§ Work instruction
Nothing but the data below, returned exactly, should appear in the answer.

§ Data shown
┌──

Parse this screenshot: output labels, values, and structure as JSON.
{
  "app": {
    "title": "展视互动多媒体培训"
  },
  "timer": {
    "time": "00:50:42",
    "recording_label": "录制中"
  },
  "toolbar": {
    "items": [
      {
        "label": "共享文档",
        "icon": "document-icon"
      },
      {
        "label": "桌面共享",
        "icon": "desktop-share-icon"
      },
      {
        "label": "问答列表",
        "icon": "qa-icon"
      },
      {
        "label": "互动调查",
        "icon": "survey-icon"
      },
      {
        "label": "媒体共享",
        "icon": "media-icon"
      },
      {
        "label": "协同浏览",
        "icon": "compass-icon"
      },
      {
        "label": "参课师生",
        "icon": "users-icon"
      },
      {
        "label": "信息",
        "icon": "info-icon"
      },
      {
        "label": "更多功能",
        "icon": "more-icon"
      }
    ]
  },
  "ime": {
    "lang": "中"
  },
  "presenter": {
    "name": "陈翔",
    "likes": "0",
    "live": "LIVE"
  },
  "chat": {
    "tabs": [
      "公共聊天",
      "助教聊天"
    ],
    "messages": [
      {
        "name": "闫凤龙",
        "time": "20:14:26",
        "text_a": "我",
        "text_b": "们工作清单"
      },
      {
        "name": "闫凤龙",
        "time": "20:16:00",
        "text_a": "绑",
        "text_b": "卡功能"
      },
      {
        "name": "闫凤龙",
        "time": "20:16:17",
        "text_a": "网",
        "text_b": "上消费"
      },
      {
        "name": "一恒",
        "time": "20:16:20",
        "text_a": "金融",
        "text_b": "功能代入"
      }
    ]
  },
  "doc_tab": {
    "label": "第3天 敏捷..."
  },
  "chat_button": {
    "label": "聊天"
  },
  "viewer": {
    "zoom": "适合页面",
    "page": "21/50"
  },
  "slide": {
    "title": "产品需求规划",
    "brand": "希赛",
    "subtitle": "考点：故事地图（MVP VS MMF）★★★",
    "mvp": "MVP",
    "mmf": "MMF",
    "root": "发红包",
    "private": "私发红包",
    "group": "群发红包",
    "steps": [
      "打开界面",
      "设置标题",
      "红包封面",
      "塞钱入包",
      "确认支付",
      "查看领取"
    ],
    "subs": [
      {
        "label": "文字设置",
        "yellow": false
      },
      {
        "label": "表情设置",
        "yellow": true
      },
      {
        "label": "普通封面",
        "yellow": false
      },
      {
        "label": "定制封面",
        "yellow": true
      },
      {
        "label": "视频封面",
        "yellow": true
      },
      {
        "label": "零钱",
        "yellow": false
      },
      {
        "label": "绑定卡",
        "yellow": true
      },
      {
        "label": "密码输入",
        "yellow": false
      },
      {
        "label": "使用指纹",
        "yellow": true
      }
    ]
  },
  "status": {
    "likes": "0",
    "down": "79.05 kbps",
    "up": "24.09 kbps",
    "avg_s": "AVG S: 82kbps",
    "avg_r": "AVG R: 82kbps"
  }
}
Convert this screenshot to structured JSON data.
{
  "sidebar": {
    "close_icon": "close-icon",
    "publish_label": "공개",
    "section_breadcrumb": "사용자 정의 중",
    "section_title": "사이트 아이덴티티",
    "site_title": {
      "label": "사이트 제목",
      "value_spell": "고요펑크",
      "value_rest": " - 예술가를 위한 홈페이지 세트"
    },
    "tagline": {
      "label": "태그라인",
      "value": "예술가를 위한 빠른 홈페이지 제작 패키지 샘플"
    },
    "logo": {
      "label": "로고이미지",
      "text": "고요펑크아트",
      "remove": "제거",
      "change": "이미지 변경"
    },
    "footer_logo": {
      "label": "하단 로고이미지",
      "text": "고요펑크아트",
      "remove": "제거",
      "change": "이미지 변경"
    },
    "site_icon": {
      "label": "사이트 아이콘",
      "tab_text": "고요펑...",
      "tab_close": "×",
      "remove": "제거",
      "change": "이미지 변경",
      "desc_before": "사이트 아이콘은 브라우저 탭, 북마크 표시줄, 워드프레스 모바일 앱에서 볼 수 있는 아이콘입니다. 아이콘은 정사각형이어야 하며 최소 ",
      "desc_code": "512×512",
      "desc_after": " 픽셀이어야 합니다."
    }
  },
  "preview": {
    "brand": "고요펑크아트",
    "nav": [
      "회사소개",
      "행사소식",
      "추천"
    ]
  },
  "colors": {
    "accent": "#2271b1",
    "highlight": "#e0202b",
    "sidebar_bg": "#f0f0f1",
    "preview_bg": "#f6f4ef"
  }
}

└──

§ Answer to this task
Parse this screenshot: output labels, values, and structure as JSON.
{
  "app": {
    "title": "展视互动多媒体培训"
  },
  "timer": {
    "time": "00:50:42",
    "recording_label": "录制中"
  },
  "toolbar": {
    "items": [
      {
        "label": "共享文档",
        "icon": "document-icon"
      },
      {
        "label": "桌面共享",
        "icon": "desktop-share-icon"
      },
      {
        "label": "问答列表",
        "icon": "qa-icon"
      },
      {
        "label": "互动调查",
        "icon": "survey-icon"
      },
      {
        "label": "媒体共享",
        "icon": "media-icon"
      },
      {
        "label": "协同浏览",
        "icon": "compass-icon"
      },
      {
        "label": "参课师生",
        "icon": "users-icon"
      },
      {
        "label": "信息",
        "icon": "info-icon"
      },
      {
        "label": "更多功能",
        "icon": "more-icon"
      }
    ]
  },
  "ime": {
    "lang": "中"
  },
  "presenter": {
    "name": "陈翔",
    "likes": "0",
    "live": "LIVE"
  },
  "chat": {
    "tabs": [
      "公共聊天",
      "助教聊天"
    ],
    "messages": [
      {
        "name": "闫凤龙",
        "time": "20:14:26",
        "text_a": "我",
        "text_b": "们工作清单"
      },
      {
        "name": "闫凤龙",
        "time": "20:16:00",
        "text_a": "绑",
        "text_b": "卡功能"
      },
      {
        "name": "闫凤龙",
        "time": "20:16:17",
        "text_a": "网",
        "text_b": "上消费"
      },
      {
        "name": "一恒",
        "time": "20:16:20",
        "text_a": "金融",
        "text_b": "功能代入"
      }
    ]
  },
  "doc_tab": {
    "label": "第3天 敏捷..."
  },
  "chat_button": {
    "label": "聊天"
  },
  "viewer": {
    "zoom": "适合页面",
    "page": "21/50"
  },
  "slide": {
    "title": "产品需求规划",
    "brand": "希赛",
    "subtitle": "考点：故事地图（MVP VS MMF）★★★",
    "mvp": "MVP",
    "mmf": "MMF",
    "root": "发红包",
    "private": "私发红包",
    "group": "群发红包",
    "steps": [
      "打开界面",
      "设置标题",
      "红包封面",
      "塞钱入包",
      "确认支付",
      "查看领取"
    ],
    "subs": [
      {
        "label": "文字设置",
        "yellow": false
      },
      {
        "label": "表情设置",
        "yellow": true
      },
      {
        "label": "普通封面",
        "yellow": false
      },
      {
        "label": "定制封面",
        "yellow": true
      },
      {
        "label": "视频封面",
        "yellow": true
      },
      {
        "label": "零钱",
        "yellow": false
      },
      {
        "label": "绑定卡",
        "yellow": true
      },
      {
        "label": "密码输入",
        "yellow": false
      },
      {
        "label": "使用指纹",
        "yellow": true
      }
    ]
  },
  "status": {
    "likes": "0",
    "down": "79.05 kbps",
    "up": "24.09 kbps",
    "avg_s": "AVG S: 82kbps",
    "avg_r": "AVG R: 82kbps"
  }
}
Convert this screenshot to structured JSON data.
{
  "sidebar": {
    "close_icon": "close-icon",
    "publish_label": "공개",
    "section_breadcrumb": "사용자 정의 중",
    "section_title": "사이트 아이덴티티",
    "site_title": {
      "label": "사이트 제목",
      "value_spell": "고요펑크",
      "value_rest": " - 예술가를 위한 홈페이지 세트"
    },
    "tagline": {
      "label": "태그라인",
      "value": "예술가를 위한 빠른 홈페이지 제작 패키지 샘플"
    },
    "logo": {
      "label": "로고이미지",
      "text": "고요펑크아트",
      "remove": "제거",
      "change": "이미지 변경"
    },
    "footer_logo": {
      "label": "하단 로고이미지",
      "text": "고요펑크아트",
      "remove": "제거",
      "change": "이미지 변경"
    },
    "site_icon": {
      "label": "사이트 아이콘",
      "tab_text": "고요펑...",
      "tab_close": "×",
      "remove": "제거",
      "change": "이미지 변경",
      "desc_before": "사이트 아이콘은 브라우저 탭, 북마크 표시줄, 워드프레스 모바일 앱에서 볼 수 있는 아이콘입니다. 아이콘은 정사각형이어야 하며 최소 ",
      "desc_code": "512×512",
      "desc_after": " 픽셀이어야 합니다."
    }
  },
  "preview": {
    "brand": "고요펑크아트",
    "nav": [
      "회사소개",
      "행사소식",
      "추천"
    ]
  },
  "colors": {
    "accent": "#2271b1",
    "highlight": "#e0202b",
    "sidebar_bg": "#f0f0f1",
    "preview_bg": "#f6f4ef"
  }
}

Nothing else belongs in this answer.